**TASK DIRECTIONS:** Exact copy without images: repeat every entry as written.

**EXTRACTED RECORDS:**

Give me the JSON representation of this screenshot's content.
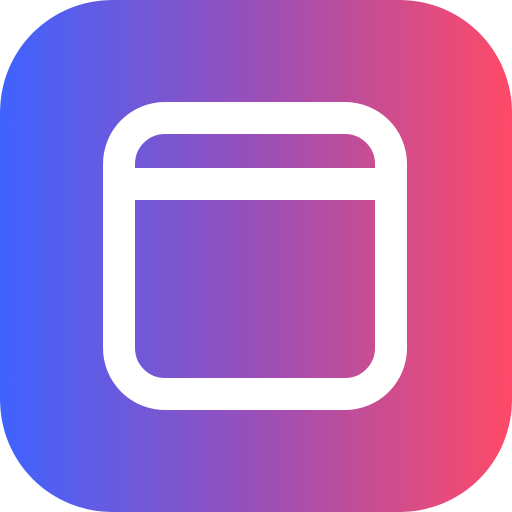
{
  "app_icon": {
    "name": "window-app-icon",
    "glyph": "browser-window-icon",
    "colors": {
      "gradient_start": "#3f63ff",
      "gradient_mid": "#9a4fb8",
      "gradient_end": "#ff4a67",
      "glyph_stroke": "#ffffff"
    }
  }
}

**FINAL ANSWER:**
Give me the JSON representation of this screenshot's content.
{
  "app_icon": {
    "name": "window-app-icon",
    "glyph": "browser-window-icon",
    "colors": {
      "gradient_start": "#3f63ff",
      "gradient_mid": "#9a4fb8",
      "gradient_end": "#ff4a67",
      "glyph_stroke": "#ffffff"
    }
  }
}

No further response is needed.